*** Block opens ***

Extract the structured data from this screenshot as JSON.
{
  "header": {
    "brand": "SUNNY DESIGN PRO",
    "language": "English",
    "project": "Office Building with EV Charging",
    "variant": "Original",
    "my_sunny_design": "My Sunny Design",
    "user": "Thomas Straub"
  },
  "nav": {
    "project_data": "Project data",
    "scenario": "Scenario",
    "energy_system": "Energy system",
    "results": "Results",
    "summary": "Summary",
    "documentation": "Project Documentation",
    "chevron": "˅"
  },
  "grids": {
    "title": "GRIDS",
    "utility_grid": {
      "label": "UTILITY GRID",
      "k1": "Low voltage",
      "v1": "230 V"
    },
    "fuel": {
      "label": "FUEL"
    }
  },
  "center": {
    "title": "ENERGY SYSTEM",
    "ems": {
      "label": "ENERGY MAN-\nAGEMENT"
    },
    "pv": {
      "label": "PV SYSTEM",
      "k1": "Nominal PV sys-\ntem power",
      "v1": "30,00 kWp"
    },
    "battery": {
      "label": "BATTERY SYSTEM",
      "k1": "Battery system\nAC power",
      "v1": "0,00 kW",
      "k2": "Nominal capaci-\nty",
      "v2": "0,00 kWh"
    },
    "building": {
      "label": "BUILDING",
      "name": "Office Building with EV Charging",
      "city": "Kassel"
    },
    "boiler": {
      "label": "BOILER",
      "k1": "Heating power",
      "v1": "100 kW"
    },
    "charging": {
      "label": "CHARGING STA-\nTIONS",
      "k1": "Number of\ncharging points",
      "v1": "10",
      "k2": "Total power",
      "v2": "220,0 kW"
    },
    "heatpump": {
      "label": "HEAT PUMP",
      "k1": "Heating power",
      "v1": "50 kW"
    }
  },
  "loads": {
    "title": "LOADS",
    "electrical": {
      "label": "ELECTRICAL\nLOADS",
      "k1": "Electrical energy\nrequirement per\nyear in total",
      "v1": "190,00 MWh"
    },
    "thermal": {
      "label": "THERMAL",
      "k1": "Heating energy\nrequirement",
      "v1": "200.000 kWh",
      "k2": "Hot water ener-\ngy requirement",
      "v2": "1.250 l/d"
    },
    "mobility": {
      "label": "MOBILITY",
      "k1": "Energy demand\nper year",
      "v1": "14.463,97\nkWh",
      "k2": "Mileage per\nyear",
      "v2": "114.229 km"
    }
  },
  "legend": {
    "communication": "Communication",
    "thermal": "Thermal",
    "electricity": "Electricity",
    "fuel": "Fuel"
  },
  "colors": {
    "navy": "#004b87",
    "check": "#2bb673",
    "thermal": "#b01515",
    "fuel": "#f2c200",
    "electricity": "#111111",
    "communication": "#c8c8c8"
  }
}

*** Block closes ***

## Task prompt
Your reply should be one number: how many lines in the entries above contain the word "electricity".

## Response area
2